Once I stepped outside the airport, waiting for a bus to the downtown area, a Japanese lady speaking fluent Korean approached me and asked whether I wanted to purchase a bus ticket, which is 1,000 yen (around 10,000 won) for a round-trip fare. It only takes 30 to 35 minutes from Saga Airport to JR Saga Station (the final stop). Although I went in July, I strongly recommend that you go there between October and November, when the Saga International Balloon Fiesta is held. In addition, it gets scorching hot during summer, and I literally got drenched in sweat walking around the city. Therefore, if you are not a fan of hot weather, I advise you to go there in autumn.
Personally, I found it quite convenient to walk around the city, because almost all parts of it can be seen within a day, which helps you save money on transportation. It does not even matter if you have a poor sense of direction because most tourist attractions are in the south and located close to each other, including Saga Prefectural Honmaru History Museum, Saga Prefectural Historical Museum, Saga Prefectural Office (with an observation deck on the top floor offering the nighttime, indoor “Saga Night of Light” show), Saga Shrine, Saga Balloon Museum, and others.
I am not completely sure, but I would say it is not easy to access free Wi-Fi in Japan. However, you can find several indoor/outdoor spots with free Wi-Fi here, deeming it unnecessary to enable your mobile data. If you like hot springs (onsen in Japanese), there are several available nearby. Among those, I chose to go to Takeo Onsen, which took about an hour by train. However, if you feel shy or uncomfortable with being naked among other people in the public bath, then you can simply skip it or try a private hot spring bath.

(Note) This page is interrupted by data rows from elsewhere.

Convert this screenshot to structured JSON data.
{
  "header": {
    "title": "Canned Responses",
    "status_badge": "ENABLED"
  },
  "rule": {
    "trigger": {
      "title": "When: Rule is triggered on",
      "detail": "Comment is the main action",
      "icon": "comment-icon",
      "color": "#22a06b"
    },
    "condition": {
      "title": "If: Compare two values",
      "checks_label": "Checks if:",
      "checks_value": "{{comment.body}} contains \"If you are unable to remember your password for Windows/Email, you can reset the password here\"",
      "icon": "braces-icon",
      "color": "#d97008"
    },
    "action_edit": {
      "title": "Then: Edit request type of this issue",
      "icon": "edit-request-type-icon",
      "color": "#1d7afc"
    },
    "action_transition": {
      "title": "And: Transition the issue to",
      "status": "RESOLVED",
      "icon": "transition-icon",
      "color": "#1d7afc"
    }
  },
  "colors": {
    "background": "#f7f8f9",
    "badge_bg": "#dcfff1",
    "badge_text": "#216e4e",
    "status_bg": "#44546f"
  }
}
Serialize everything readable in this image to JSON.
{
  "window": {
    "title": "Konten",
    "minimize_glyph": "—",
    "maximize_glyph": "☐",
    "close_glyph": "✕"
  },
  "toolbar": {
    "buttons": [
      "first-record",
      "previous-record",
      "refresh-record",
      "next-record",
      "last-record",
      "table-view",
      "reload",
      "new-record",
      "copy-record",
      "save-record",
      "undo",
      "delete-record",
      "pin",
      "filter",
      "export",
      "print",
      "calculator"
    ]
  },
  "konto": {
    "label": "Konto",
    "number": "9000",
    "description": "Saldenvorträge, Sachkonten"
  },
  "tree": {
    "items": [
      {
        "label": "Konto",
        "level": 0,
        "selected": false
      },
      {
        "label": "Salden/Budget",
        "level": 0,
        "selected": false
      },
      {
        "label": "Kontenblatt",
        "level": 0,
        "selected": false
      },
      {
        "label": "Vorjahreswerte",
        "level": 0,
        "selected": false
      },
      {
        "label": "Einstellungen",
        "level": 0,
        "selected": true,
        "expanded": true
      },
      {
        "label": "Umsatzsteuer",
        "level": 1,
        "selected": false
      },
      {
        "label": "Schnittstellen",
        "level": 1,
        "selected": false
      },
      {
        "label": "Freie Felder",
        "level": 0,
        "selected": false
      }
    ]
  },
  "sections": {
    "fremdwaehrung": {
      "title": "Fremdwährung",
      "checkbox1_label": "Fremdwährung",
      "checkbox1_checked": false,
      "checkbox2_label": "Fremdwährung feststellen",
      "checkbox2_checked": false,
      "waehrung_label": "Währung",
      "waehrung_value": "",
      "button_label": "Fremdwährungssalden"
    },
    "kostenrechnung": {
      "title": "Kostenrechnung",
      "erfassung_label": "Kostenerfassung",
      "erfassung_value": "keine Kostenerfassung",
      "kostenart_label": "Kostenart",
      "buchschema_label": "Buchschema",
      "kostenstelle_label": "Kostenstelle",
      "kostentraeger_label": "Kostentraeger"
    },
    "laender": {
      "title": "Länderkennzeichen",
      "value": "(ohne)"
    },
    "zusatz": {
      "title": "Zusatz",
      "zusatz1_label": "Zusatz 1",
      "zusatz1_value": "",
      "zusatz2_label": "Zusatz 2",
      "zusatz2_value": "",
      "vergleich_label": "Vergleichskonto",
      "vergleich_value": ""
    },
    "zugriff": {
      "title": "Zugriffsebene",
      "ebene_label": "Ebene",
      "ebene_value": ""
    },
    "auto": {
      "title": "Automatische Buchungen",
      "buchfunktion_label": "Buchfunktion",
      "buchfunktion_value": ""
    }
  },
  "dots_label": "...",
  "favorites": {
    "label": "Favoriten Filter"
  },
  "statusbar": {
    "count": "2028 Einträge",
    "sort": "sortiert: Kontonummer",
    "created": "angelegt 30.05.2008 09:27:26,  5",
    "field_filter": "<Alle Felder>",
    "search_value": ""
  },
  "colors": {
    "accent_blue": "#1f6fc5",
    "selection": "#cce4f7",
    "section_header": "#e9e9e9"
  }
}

You might not be intrigued to visit Saga, but if you want to travel to Japan on a low budget for only a couple of days, Saga seems to be a perfect choice! Unlike other crowded and bustling areas in Japan, you can enjoy a relatively tranquil ambience and peace there. Of course, you can also snack or gorge on some yummy Japanese dishes. So why don’t you book a trip to Saga and enjoy what it has to offer you? A final word of advice: If you learn some basic Japanese expressions, it will be a big plus.

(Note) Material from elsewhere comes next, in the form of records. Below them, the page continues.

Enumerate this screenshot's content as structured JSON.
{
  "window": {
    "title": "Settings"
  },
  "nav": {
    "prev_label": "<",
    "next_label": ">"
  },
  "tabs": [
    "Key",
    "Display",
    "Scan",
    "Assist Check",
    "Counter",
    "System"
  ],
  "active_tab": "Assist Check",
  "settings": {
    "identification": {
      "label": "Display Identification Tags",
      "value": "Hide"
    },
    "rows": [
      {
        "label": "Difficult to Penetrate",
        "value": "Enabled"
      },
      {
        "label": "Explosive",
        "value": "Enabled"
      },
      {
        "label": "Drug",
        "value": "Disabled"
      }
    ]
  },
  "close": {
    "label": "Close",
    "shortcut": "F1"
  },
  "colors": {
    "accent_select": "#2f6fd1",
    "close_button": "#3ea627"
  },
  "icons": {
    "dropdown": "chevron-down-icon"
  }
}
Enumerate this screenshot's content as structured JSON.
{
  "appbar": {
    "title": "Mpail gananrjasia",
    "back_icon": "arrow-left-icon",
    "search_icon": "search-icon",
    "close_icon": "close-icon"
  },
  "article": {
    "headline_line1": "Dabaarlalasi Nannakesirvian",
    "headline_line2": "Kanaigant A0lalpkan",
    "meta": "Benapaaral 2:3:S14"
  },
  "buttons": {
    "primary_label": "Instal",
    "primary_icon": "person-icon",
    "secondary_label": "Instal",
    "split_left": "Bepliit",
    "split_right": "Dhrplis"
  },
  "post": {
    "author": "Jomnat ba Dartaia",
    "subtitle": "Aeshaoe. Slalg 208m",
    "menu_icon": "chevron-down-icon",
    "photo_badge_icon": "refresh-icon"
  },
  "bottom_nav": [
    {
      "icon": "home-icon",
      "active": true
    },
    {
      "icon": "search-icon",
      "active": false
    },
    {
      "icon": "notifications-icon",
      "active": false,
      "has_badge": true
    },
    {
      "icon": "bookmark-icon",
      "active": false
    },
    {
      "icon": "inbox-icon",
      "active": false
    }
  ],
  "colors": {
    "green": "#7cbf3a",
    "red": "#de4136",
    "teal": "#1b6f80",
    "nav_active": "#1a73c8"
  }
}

Kim Dong-hun (8ball) is a free spirit working at the GIC. His major hobby is visiting different countries in the world and of all the 30-ish countries he has visited so far, his favorite country is Taiwan.